How about this analogy? I don't mean this to sound terrible, as things often do when talking about this subject.
When you go out for the evening, you wouldn't leave your front door open, because there are burglars around. But sometimes they break in anyway. Similarly, women need to take some care to protect themselves from burglars.
Men don't have to worry about this at all. It's not part of our landscape in any way.
I'm not talking about being provocative, I'm talking about basic security and saying safe.
Easier said than done.
I try to explain to people that there are 3 ways of approaching a situation or a problem. How you want it to be, how it should be, and how it is. What you are explaining here pretty much is the same. Dave Chappelle has an analogy in his Killing them Softly stand-up where he explains it like this here . I recommend the whole bit but you can fast forward to about 7:30.
I think it goes back to a lot of women wanting equal rights without equal responsibilities.
When I was about 25 I realized I had to break free of everybody I knew. I left the old hood and associated only with educated, positive people. People who believe rape, drug use, and abuse should not be a way of life. It has made all the difference. Nobody's perfect, but if you associate with bad examples, (either to help them or because of love) well..there you have it.
-And I am not just talking about "friends". I had to get away from family members too. I was accused of thinking that I was too good for them. First smart thing they ever said to me.
No woman should ever be viewed as being available for rape. That is not the way to look at it. It does not matter where you are, what you are doing or what you are wearing. Rape is first and foremost a violent act. It is a physical assault.

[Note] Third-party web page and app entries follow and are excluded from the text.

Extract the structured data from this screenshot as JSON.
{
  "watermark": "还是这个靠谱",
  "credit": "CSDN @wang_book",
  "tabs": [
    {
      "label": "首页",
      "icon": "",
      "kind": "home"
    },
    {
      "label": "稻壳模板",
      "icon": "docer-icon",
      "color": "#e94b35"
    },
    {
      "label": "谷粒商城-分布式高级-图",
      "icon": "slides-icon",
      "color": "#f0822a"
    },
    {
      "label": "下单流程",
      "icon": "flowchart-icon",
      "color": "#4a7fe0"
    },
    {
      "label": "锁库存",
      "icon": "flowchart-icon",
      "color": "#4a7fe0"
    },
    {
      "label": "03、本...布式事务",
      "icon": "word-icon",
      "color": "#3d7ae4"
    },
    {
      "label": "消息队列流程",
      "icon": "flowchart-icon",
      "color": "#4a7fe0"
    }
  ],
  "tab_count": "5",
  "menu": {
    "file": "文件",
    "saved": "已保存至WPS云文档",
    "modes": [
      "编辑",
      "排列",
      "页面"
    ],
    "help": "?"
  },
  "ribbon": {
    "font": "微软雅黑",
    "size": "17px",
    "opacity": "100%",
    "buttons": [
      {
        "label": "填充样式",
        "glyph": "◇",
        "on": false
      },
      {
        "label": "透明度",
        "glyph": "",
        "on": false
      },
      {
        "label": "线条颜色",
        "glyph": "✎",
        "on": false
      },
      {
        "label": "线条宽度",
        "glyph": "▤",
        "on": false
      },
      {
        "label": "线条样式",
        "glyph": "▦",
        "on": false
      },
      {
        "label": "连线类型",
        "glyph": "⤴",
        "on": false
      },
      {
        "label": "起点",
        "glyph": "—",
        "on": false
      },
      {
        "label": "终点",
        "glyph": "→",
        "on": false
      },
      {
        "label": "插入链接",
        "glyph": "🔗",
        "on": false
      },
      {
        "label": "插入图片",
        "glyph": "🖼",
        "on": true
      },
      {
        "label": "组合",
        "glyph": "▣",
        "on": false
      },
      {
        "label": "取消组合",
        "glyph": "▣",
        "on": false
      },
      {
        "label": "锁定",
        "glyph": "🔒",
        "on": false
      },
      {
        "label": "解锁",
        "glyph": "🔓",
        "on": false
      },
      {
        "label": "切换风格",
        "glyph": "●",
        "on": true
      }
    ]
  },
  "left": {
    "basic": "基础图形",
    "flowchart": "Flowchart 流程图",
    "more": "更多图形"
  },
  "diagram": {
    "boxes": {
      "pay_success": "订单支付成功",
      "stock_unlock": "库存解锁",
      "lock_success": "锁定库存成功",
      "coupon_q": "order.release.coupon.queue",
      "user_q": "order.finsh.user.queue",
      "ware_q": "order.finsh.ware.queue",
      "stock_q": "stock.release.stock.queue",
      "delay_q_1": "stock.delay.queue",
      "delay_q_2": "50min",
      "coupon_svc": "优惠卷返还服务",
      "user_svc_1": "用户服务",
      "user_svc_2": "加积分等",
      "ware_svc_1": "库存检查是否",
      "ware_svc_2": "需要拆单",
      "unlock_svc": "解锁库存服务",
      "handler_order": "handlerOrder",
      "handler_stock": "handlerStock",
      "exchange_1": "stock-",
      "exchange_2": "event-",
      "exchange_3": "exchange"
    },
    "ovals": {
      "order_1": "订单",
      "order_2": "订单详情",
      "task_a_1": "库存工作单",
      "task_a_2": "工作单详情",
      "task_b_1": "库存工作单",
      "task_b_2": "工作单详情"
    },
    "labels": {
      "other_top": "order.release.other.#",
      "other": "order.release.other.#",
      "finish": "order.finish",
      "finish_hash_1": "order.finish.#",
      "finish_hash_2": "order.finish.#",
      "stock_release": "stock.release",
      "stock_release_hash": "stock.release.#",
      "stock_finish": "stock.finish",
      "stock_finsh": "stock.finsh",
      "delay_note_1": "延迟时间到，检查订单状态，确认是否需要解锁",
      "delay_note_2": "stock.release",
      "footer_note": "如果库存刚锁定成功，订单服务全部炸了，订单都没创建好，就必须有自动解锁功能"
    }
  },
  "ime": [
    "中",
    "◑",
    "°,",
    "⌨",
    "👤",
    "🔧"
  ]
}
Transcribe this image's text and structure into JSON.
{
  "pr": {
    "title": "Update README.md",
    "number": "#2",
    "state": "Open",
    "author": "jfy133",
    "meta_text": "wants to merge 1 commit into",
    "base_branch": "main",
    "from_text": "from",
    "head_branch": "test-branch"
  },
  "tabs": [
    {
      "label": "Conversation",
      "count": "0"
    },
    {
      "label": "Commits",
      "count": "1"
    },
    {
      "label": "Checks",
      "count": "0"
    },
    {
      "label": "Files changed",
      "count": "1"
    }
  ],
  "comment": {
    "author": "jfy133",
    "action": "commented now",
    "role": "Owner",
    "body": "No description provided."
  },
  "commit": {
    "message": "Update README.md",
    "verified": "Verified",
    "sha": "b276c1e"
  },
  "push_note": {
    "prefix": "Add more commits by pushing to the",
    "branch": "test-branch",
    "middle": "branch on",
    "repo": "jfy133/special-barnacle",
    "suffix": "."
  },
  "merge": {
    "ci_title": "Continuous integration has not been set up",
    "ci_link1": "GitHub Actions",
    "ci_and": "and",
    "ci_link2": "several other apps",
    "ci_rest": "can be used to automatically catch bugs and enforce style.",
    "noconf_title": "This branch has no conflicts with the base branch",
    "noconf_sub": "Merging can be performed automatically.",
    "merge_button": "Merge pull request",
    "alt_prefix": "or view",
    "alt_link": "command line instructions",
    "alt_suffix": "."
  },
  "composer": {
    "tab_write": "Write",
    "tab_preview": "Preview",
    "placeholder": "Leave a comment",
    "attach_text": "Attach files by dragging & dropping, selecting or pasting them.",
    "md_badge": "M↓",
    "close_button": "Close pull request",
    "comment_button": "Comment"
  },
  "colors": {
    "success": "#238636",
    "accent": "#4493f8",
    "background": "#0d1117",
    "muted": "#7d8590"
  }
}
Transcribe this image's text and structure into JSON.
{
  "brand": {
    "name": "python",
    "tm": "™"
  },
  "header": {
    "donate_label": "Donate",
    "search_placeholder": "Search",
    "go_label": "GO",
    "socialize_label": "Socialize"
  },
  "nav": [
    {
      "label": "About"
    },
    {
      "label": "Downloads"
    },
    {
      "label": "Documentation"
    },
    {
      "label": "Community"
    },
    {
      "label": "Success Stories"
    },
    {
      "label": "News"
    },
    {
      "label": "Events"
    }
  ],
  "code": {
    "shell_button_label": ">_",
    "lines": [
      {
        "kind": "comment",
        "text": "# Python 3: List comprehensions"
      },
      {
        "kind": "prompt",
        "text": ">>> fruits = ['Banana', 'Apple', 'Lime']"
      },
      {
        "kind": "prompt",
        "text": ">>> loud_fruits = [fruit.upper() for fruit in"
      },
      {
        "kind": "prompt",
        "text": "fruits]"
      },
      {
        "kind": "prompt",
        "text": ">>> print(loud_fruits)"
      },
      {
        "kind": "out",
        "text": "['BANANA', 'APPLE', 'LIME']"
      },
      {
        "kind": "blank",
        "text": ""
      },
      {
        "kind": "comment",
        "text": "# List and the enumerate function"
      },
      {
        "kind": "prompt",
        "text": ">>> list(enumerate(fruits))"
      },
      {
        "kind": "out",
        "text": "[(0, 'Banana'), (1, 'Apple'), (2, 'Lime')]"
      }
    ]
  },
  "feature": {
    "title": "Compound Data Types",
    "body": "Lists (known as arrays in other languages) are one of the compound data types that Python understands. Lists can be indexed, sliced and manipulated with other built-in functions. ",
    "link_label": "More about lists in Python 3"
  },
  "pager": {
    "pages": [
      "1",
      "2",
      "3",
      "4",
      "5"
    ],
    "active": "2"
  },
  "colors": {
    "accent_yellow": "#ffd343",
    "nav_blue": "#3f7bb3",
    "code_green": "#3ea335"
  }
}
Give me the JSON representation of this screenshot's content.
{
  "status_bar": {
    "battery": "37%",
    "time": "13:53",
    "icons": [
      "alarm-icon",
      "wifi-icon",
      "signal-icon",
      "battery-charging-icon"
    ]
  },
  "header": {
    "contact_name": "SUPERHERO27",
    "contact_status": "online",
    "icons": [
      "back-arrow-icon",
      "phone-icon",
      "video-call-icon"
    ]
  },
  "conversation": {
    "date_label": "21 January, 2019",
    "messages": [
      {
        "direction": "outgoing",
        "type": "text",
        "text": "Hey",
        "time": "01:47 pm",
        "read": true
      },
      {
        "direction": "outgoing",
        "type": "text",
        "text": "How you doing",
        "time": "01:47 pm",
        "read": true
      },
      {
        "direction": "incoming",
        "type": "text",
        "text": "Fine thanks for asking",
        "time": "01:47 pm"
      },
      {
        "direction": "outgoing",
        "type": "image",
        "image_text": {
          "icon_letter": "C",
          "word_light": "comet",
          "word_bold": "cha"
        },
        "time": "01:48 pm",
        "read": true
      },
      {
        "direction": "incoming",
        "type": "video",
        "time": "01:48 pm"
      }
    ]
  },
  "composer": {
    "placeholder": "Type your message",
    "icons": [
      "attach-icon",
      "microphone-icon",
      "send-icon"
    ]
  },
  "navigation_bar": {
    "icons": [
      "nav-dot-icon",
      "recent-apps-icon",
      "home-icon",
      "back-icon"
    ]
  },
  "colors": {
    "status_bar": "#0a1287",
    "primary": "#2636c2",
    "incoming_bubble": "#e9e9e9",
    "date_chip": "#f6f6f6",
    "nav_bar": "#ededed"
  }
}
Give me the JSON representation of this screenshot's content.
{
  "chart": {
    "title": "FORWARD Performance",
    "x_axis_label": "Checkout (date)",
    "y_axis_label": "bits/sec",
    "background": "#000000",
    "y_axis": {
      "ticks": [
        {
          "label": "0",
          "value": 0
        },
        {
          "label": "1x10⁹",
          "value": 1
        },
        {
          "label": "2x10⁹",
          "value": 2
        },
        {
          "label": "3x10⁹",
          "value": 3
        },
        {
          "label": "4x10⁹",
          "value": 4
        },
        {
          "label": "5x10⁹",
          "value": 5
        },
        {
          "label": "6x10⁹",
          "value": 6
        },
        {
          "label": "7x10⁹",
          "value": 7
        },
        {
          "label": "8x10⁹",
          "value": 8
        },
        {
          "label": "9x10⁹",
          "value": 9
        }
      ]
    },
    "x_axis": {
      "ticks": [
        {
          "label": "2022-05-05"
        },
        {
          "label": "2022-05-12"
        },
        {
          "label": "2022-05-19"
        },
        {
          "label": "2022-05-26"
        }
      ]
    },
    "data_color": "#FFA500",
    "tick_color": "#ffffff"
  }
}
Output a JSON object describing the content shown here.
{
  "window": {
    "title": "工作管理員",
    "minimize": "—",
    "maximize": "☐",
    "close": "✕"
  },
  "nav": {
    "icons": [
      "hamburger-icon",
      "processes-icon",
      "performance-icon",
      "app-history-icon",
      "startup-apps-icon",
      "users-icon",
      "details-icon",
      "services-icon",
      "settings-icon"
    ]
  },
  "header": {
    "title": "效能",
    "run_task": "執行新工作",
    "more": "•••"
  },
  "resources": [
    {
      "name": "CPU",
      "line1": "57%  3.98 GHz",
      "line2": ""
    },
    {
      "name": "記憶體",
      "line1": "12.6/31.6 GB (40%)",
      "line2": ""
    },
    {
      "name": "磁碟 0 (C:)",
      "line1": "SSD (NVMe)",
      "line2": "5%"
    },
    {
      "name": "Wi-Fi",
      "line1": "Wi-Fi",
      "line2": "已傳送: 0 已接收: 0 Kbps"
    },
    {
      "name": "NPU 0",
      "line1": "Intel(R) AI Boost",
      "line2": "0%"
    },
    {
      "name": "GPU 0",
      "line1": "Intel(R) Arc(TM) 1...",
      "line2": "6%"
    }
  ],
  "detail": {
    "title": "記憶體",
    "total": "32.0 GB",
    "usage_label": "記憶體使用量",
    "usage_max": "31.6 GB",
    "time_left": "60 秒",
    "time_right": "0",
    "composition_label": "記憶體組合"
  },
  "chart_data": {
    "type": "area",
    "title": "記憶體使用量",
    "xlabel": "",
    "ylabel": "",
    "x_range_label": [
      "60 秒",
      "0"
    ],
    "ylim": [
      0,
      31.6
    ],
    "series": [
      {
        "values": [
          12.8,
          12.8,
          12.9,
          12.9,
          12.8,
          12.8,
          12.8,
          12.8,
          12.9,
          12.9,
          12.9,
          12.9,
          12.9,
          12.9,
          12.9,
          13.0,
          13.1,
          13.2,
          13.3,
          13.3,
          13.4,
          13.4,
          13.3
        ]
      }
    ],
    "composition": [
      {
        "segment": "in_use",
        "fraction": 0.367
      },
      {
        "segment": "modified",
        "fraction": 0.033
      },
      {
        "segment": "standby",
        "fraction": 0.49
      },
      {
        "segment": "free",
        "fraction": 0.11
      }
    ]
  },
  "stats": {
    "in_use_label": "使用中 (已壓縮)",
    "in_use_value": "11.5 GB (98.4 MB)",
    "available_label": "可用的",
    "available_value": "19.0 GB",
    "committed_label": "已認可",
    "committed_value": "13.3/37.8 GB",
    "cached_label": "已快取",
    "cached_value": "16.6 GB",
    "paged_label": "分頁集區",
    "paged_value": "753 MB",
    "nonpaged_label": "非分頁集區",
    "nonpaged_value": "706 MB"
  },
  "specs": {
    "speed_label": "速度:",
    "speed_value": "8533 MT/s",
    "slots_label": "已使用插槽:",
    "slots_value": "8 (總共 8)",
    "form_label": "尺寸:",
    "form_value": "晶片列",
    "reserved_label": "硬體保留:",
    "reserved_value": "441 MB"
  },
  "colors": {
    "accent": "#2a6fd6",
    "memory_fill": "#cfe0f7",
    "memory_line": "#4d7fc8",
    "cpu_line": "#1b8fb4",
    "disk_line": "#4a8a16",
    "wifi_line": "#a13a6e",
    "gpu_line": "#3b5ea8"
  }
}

The majority of rapes are not because the man assumed “I thought she wanted sex”. They are not provoked in any way by the victim. They are usually committed by persons known to the victim and the act is more one of dominance than of sex. They are only committed by men who have no respect for women. That is not a fault of evolution but of individuals (or societies) that do not cherish such principles. I do agree it is a more complex issue than my few sentences. We need to remember that rape is not just a women’s issue. We are all responsible, maybe men even more so, to recognise rape for what it is – a crime of violence against women where no excuses or justification is tolerated. Only when we all take action will attitudes change.
There is nothing I can say to make you feel safe or to take the experience away but all I hope for is it doesn't happen to you ever again. There are many ways to dominate and degrade another and rape I think comes very high on the list.
But feminism, with its pie-in-the-sky fantasies about the perfect world, keeps young women from seeing life as it is.
Paglia's remarks are worth a listen, but during the Equal Rights Amendment ratification campaign I met a few hundred feminists and they were not in a pie-in-a-sky world.
They were getting out of such worlds and many were angry with their mothers for living in someday-there-will-be-pie-in-my-sky fantasies.
The world Paglia had lived in may have been more awful than the world of the feminists she criticizes. In time she will, if she hasn't already, cool off and make more accurate statements.
Whatever article that is i would not waste my time reading it. I am thinking its some kind of justification for this unwholesome act. Rape no matter what is wrong and you are not to blame for the acts of a socially derailed human being, Anything that happens against your will is wrong and feeling guilty for it for me somehow justifies the act. I don't think you will agree with any theory trying to justify why people for instance would like to kill even if there is a proven theory. The idea of being "weak" and "soft" is a socially manufactured perception, you are as capable and strong as your male counterparts.
She's a classics professor, if I remember right. Or was. I'm unsure. Anyway, she's more qualified than most to make a statement like that and if you were to read her works, like Sexual Personae, you'd probably get your answer in there somewhere.
Anyway, are you a big fan of Rousseau? I'm not sure I could tell anyone what his views were.
She's for realistically educating women, too, rather than teaching them to expect the world to nice and kind even when it's not, so I would imagine you'd find her a kindred spirit.
Rousseau's view can be summed up as: "Humans are born good, and made evil by society." Anyone who accepts biological factors in rape must disagree on that score, as Paglia does.
Jesse, I read the article and agree with your conclusion about it's being a justification.
In another post here I said those two researchers owe their readers a study of rapists, who might well be men most women would find not suitable as fathers.